Lines containing the word "respond" are to be copied from the data below.

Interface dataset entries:
== Segment start ==

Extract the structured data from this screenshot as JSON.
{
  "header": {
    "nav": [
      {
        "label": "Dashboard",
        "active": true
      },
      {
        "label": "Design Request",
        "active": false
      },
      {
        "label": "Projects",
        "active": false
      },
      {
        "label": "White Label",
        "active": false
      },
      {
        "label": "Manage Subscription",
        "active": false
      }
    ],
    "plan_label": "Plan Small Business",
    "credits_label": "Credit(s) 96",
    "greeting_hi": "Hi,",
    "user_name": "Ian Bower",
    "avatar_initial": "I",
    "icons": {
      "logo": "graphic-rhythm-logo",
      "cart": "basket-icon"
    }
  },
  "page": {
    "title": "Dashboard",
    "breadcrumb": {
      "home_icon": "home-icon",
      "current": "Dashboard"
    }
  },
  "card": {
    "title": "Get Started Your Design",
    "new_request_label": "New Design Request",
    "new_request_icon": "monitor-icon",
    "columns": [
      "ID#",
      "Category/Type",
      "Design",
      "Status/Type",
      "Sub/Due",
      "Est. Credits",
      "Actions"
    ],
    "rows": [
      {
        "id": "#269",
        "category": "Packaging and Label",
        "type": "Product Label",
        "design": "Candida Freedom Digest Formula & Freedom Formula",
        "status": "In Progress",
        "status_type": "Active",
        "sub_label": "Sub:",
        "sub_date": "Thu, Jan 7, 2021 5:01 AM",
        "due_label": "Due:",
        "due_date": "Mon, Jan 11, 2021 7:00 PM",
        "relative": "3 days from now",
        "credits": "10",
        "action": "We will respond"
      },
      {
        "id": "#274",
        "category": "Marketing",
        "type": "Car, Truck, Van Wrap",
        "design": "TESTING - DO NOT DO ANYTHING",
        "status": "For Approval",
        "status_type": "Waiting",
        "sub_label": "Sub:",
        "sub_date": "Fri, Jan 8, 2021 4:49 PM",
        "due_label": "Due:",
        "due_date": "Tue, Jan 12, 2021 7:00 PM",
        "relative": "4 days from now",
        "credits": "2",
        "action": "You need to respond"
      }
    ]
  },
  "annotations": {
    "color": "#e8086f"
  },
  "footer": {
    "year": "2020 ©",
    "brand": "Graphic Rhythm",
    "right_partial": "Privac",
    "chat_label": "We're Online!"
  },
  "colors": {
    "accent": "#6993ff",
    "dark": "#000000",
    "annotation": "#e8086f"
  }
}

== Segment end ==

■ Reply to the task ■
        "action": "We will respond"
        "action": "You need to respond"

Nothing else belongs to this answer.